I have a 2006 Toyota Corolla with 183,000 miles on it. My mechanic noticed that the right front strut was leaking oil. In addition to replacing it recommended getting a strut mount installed as well. Is this an necessary component at the age of my car or can just replacing the strut do the trick?
Yes, replacing the strut mount is also a good idea, but the most important thing is to replace BOTH front struts. Unless the struts were already replaced…maybe within the last 30k miles or so…you need to replace both of them at the same time.
You have some miles, so I’d recommend replacing all 4 struts and mounts
Get a 4wheel alignment afterwards
I recommend kyb
Actually, db4690 is correct.
If the struts on this 183k mile car are the original ones, they ALL need to be replaced.
The absolute minimum is to replace both of the front struts, but it is far preferable to replace all 4 at the same time.
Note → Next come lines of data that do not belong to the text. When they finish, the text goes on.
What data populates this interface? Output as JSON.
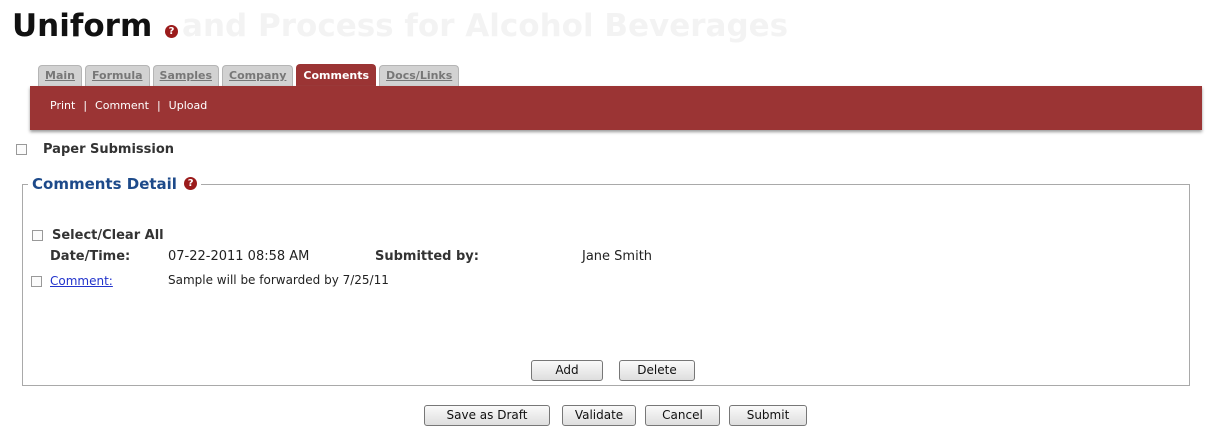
{
  "page": {
    "title": "Uniform",
    "title_faded": "and Process for Alcohol Beverages",
    "help_icon": "question-icon"
  },
  "tabs": [
    {
      "label": "Main",
      "active": false
    },
    {
      "label": "Formula",
      "active": false
    },
    {
      "label": "Samples",
      "active": false
    },
    {
      "label": "Company",
      "active": false
    },
    {
      "label": "Comments",
      "active": true
    },
    {
      "label": "Docs/Links",
      "active": false
    }
  ],
  "subnav": {
    "print": "Print",
    "comment": "Comment",
    "upload": "Upload",
    "separator": "|"
  },
  "paper_submission": {
    "label": "Paper Submission",
    "checked": false
  },
  "comments_detail": {
    "legend": "Comments Detail",
    "select_all_label": "Select/Clear All",
    "datetime_label": "Date/Time:",
    "datetime_value": "07-22-2011 08:58 AM",
    "submitted_by_label": "Submitted by:",
    "submitted_by_value": "Jane Smith",
    "comment_link": "Comment:",
    "comment_text": "Sample will be forwarded by 7/25/11",
    "add_label": "Add",
    "delete_label": "Delete"
  },
  "actions": {
    "save_draft": "Save as Draft",
    "validate": "Validate",
    "cancel": "Cancel",
    "submit": "Submit"
  },
  "colors": {
    "accent": "#9b3434",
    "legend": "#1d4a8a",
    "link": "#2233cc",
    "help": "#9b1b1b"
  }
}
Replace the struts on all 4 corners and replace everything except for the springs. And even on the springs - you might think about that. In fact, these days you can buy new, fully assembled strut units with new everything and sometimes the labor savings make up for the extra costs of having everything new including springs. The strut mounts are a must. A huge portion of the cost of these jobs is in the labor to disassemble and re-assemble the strut units. So while its all out and apart you replace.
Here is a blow-up diagram of the parts of a Camry strut (they’re all about the same): http://www.fatwallet.com/static/attachments/5767_toyota_camry_2006_front_suspension.jpg
The part that says “shock absorber” is the actual strut. The rest of all of that stuff are all parts of the entire strut unit. When I say replace it all, that’s what I mean, and the pre-assembled units include the whole bunch of stuff already put together and ready to install. The “mount” involves the stuff at the top and it’s crucial on front struts because they have to turn with the wheels whenever you steer.
You can replace the mounts with the struts or do it like I did and just do the struts, then a month later have to do it all over again to do the mounts too.
@Bing, well put. Don’t you hate when you do stuff like that? Kick self. Bang head. Personally, I keep saying I’ll learn - and then find out that I don’t - always.
I went with 4 Monroe quick struts on a 99 Camry, had the whole job done in about 6 hrs. The only prob was 1 strut mount was not on the strut correctly, I had to take that strut back for exchange.
If you can get the Quick Struts, I’d highly recommend it. Your steer bearings in the front struts are probably worn out, the springs are probably rusty and not long for this world, the jounce bumpers and the dust boot aren’t likely in good shape either plus you get new struts, Monroe’s, but new. (I like KYB’s, too @db4690) One part change fixes all these on a car with almost 200K.
Replacing the mounts along with front struts is highly recommended. I believe that a search through the archives here would indicate that a great many owners had strange noises and peculiar handling issues after having the front struts replaced and the cause for the problems were usually the mounts, which are the pivot bearing supporting the car.
Have your mechanic use quick struts on the front. Replacing the rear struts on this vehicle is VERY expensive so I would not change them unless absolutely necessary.
@db4690 I agree. I’ve cut Monroes apart and analyzed the internals. They are low quality, cheaply built. But, they likely will only need to last 50K, that is how they justify the design. It is hard to beat the ease of just slapping a complete strut module onto the car with 5 bolts and no spring compressor. At least with a warranty, the labor to replace the module isn’t much.
My Monroes didn’t even last 20K
I was so disgusted by them, that I won’t consider buying Monroe for a long time
I’m not wild about the Monroe units in the back of my wagon. They have actually been on there quite a while, but were always too mushy and the same units are sold for wagons or sedans but are actually spec’s to the sedan. So the car has been riding a little low in the back. (The OEM wagon springs are a little taller). In “fairness” to Monroe all of the companies that now do strut units do the same thing. But that just tells me that they are all WRONG. As soon as I have the $$ I’m going to have to replace them the old fashioned way to get the correct spring specs in the rear.
I’ve also read reviews of all of the various units for sale. The only ones I’ve seen with consistently good reviews are KYBs. Alas, I can’t buy KYBs either - because they’ve made me really mad. After a half dozen attempts to get an answer out of their tech support regarding wagon vs. sedan all they would tell me is that they use variable rate springs so they can be used on either sedan or wagon. “I am not asking about the spring rate,” I say. They ignore me.
Anyway, I guess that was my own little mini-rant. I’ve sort of decided that the “quick-strut” type units are so affordable because everyone skimps on them. Maybe except for KYB - but forget it if you need to ask them a question.